What you are asked to do >> Output every record again so that it matches the original word for word.

⁂

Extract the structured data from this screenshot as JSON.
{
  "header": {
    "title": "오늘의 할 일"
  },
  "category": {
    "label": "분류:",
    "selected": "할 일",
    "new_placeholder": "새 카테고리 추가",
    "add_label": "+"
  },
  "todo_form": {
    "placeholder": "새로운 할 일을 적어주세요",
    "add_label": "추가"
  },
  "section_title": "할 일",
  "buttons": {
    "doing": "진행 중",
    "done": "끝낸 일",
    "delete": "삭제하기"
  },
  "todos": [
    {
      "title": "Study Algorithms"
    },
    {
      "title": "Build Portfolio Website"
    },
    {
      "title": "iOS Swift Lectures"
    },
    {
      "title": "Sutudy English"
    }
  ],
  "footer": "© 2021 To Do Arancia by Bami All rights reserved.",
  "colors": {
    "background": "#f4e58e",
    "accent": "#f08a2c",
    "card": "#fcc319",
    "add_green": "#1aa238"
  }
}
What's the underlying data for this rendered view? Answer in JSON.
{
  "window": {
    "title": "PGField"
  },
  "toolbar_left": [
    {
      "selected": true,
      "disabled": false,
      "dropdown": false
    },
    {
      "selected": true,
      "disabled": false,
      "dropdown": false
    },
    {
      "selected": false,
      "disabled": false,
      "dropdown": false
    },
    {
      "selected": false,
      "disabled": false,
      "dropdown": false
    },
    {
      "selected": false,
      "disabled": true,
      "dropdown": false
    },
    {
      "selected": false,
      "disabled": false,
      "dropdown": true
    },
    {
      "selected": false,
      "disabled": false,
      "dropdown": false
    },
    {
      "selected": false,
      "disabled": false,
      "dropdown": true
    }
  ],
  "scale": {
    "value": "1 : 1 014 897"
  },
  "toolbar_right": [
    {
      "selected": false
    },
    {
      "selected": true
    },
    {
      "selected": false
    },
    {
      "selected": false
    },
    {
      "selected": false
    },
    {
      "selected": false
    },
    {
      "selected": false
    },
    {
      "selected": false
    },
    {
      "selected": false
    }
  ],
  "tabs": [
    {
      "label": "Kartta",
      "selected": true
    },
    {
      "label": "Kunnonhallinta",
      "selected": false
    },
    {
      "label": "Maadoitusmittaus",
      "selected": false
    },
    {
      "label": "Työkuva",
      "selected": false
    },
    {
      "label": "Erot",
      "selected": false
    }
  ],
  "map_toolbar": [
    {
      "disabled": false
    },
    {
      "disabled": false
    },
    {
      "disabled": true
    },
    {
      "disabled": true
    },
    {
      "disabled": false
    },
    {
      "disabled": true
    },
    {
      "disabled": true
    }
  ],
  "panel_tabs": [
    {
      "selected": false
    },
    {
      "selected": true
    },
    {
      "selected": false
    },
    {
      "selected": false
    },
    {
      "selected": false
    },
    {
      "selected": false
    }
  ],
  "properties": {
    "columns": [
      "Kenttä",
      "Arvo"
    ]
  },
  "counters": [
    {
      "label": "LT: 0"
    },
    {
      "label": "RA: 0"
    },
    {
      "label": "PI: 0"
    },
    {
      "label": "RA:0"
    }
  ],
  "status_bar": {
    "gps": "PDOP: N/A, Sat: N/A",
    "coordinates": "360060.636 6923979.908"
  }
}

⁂

Answer to this problem >>
Extract the structured data from this screenshot as JSON.
{
  "header": {
    "title": "오늘의 할 일"
  },
  "category": {
    "label": "분류:",
    "selected": "할 일",
    "new_placeholder": "새 카테고리 추가",
    "add_label": "+"
  },
  "todo_form": {
    "placeholder": "새로운 할 일을 적어주세요",
    "add_label": "추가"
  },
  "section_title": "할 일",
  "buttons": {
    "doing": "진행 중",
    "done": "끝낸 일",
    "delete": "삭제하기"
  },
  "todos": [
    {
      "title": "Study Algorithms"
    },
    {
      "title": "Build Portfolio Website"
    },
    {
      "title": "iOS Swift Lectures"
    },
    {
      "title": "Sutudy English"
    }
  ],
  "footer": "© 2021 To Do Arancia by Bami All rights reserved.",
  "colors": {
    "background": "#f4e58e",
    "accent": "#f08a2c",
    "card": "#fcc319",
    "add_green": "#1aa238"
  }
}
What's the underlying data for this rendered view? Answer in JSON.
{
  "window": {
    "title": "PGField"
  },
  "toolbar_left": [
    {
      "selected": true,
      "disabled": false,
      "dropdown": false
    },
    {
      "selected": true,
      "disabled": false,
      "dropdown": false
    },
    {
      "selected": false,
      "disabled": false,
      "dropdown": false
    },
    {
      "selected": false,
      "disabled": false,
      "dropdown": false
    },
    {
      "selected": false,
      "disabled": true,
      "dropdown": false
    },
    {
      "selected": false,
      "disabled": false,
      "dropdown": true
    },
    {
      "selected": false,
      "disabled": false,
      "dropdown": false
    },
    {
      "selected": false,
      "disabled": false,
      "dropdown": true
    }
  ],
  "scale": {
    "value": "1 : 1 014 897"
  },
  "toolbar_right": [
    {
      "selected": false
    },
    {
      "selected": true
    },
    {
      "selected": false
    },
    {
      "selected": false
    },
    {
      "selected": false
    },
    {
      "selected": false
    },
    {
      "selected": false
    },
    {
      "selected": false
    },
    {
      "selected": false
    }
  ],
  "tabs": [
    {
      "label": "Kartta",
      "selected": true
    },
    {
      "label": "Kunnonhallinta",
      "selected": false
    },
    {
      "label": "Maadoitusmittaus",
      "selected": false
    },
    {
      "label": "Työkuva",
      "selected": false
    },
    {
      "label": "Erot",
      "selected": false
    }
  ],
  "map_toolbar": [
    {
      "disabled": false
    },
    {
      "disabled": false
    },
    {
      "disabled": true
    },
    {
      "disabled": true
    },
    {
      "disabled": false
    },
    {
      "disabled": true
    },
    {
      "disabled": true
    }
  ],
  "panel_tabs": [
    {
      "selected": false
    },
    {
      "selected": true
    },
    {
      "selected": false
    },
    {
      "selected": false
    },
    {
      "selected": false
    },
    {
      "selected": false
    }
  ],
  "properties": {
    "columns": [
      "Kenttä",
      "Arvo"
    ]
  },
  "counters": [
    {
      "label": "LT: 0"
    },
    {
      "label": "RA: 0"
    },
    {
      "label": "PI: 0"
    },
    {
      "label": "RA:0"
    }
  ],
  "status_bar": {
    "gps": "PDOP: N/A, Sat: N/A",
    "coordinates": "360060.636 6923979.908"
  }
}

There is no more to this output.